-- Data extract follows --

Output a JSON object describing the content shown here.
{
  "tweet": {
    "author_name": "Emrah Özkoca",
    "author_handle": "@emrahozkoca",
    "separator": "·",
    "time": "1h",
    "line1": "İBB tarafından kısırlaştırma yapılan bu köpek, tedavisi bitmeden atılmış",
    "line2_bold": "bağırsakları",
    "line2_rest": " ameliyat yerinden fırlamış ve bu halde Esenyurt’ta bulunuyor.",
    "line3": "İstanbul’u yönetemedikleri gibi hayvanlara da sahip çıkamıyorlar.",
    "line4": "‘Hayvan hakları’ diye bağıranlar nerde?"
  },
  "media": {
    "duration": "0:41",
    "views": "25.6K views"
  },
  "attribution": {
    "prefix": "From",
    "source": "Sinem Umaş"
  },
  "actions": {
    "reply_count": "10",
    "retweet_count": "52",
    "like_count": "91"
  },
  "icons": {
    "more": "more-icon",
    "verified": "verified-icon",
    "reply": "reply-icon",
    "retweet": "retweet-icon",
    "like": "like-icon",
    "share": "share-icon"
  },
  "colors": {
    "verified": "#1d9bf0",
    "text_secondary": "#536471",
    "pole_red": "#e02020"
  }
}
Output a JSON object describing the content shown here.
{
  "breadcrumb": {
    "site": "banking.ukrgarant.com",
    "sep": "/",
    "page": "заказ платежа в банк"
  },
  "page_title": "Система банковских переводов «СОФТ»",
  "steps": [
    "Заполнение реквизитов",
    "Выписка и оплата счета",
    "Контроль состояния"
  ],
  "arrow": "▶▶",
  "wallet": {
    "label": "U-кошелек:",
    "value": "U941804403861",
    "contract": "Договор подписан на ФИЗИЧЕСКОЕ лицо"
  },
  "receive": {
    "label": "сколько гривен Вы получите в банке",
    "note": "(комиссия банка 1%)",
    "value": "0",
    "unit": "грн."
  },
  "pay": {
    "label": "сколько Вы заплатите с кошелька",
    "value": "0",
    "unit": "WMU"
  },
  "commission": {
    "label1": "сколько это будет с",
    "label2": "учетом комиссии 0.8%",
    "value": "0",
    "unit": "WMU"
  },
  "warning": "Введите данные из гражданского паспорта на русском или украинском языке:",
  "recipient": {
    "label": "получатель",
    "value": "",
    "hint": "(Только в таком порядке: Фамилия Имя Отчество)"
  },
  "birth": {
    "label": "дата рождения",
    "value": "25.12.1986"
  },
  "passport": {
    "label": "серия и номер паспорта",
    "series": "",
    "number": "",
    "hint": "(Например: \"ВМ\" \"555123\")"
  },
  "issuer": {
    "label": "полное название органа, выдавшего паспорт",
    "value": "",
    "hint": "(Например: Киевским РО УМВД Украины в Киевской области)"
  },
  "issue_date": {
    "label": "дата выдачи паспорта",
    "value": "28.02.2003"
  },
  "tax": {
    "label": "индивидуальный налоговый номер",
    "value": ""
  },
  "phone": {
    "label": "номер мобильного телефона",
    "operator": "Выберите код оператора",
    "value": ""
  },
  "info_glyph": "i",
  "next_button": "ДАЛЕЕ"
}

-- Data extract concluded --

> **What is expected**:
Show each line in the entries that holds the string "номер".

> **Your solution**:
    "label": "серия и номер паспорта",
    "label": "индивидуальный налоговый номер",
    "label": "номер мобильного телефона",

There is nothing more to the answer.